Data for this task section start

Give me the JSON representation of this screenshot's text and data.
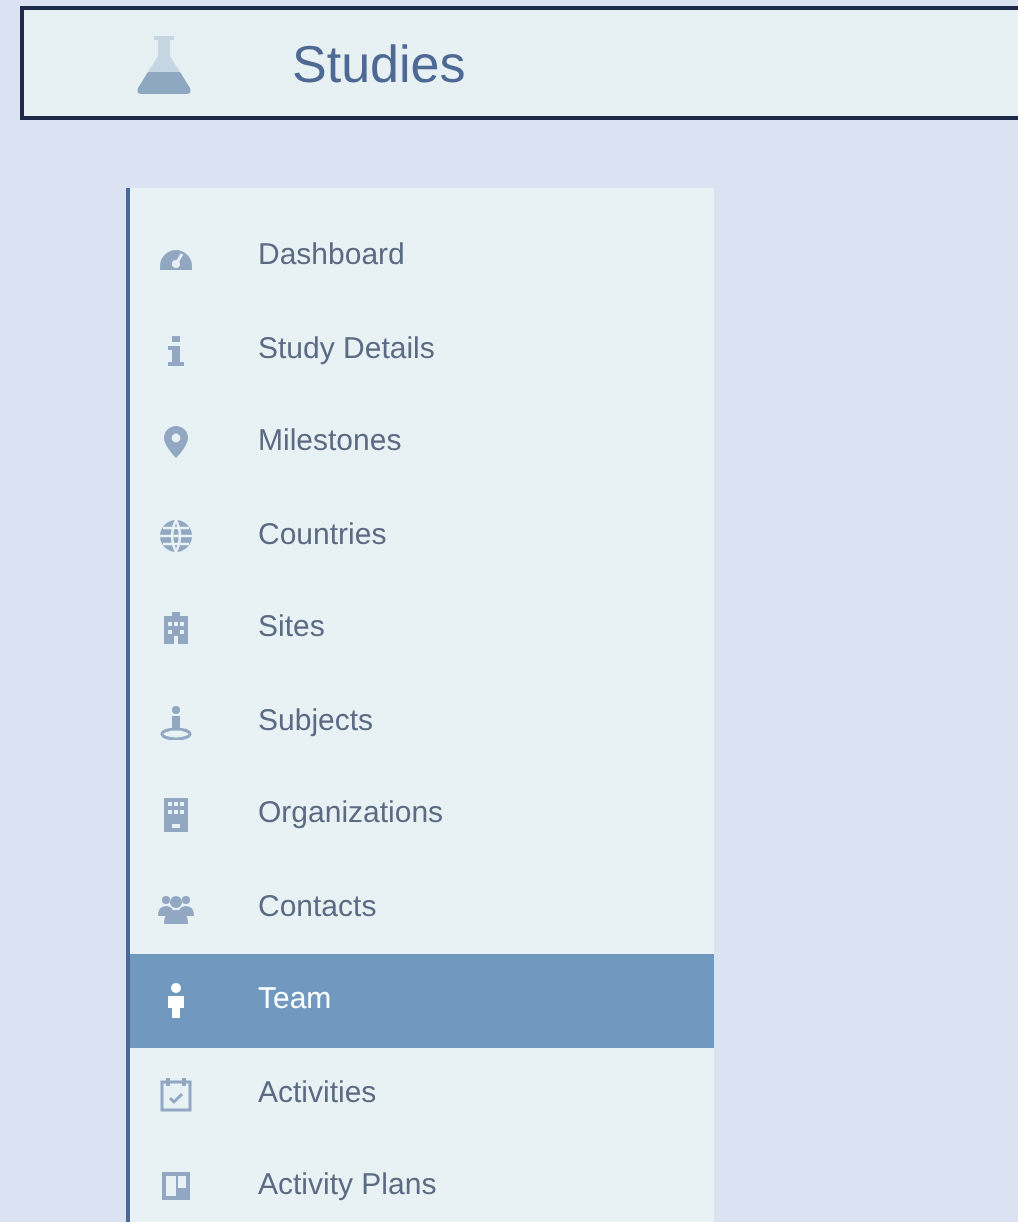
{
  "header": {
    "title": "Studies"
  },
  "sidebar": {
    "items": [
      {
        "label": "Dashboard",
        "selected": false
      },
      {
        "label": "Study Details",
        "selected": false
      },
      {
        "label": "Milestones",
        "selected": false
      },
      {
        "label": "Countries",
        "selected": false
      },
      {
        "label": "Sites",
        "selected": false
      },
      {
        "label": "Subjects",
        "selected": false
      },
      {
        "label": "Organizations",
        "selected": false
      },
      {
        "label": "Contacts",
        "selected": false
      },
      {
        "label": "Team",
        "selected": true
      },
      {
        "label": "Activities",
        "selected": false
      },
      {
        "label": "Activity Plans",
        "selected": false
      }
    ]
  }
}
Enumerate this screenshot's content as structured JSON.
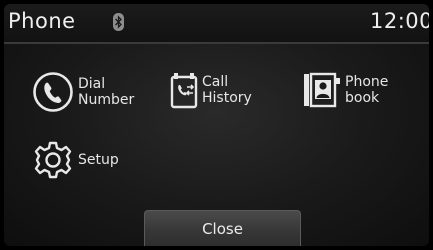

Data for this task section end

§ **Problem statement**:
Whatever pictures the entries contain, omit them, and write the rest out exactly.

§ **The answer**:
Give me the JSON representation of this screenshot's text and data.
{
  "header": {
    "title": "Studies"
  },
  "sidebar": {
    "items": [
      {
        "label": "Dashboard",
        "selected": false
      },
      {
        "label": "Study Details",
        "selected": false
      },
      {
        "label": "Milestones",
        "selected": false
      },
      {
        "label": "Countries",
        "selected": false
      },
      {
        "label": "Sites",
        "selected": false
      },
      {
        "label": "Subjects",
        "selected": false
      },
      {
        "label": "Organizations",
        "selected": false
      },
      {
        "label": "Contacts",
        "selected": false
      },
      {
        "label": "Team",
        "selected": true
      },
      {
        "label": "Activities",
        "selected": false
      },
      {
        "label": "Activity Plans",
        "selected": false
      }
    ]
  }
}
Enumerate this screenshot's content as structured JSON.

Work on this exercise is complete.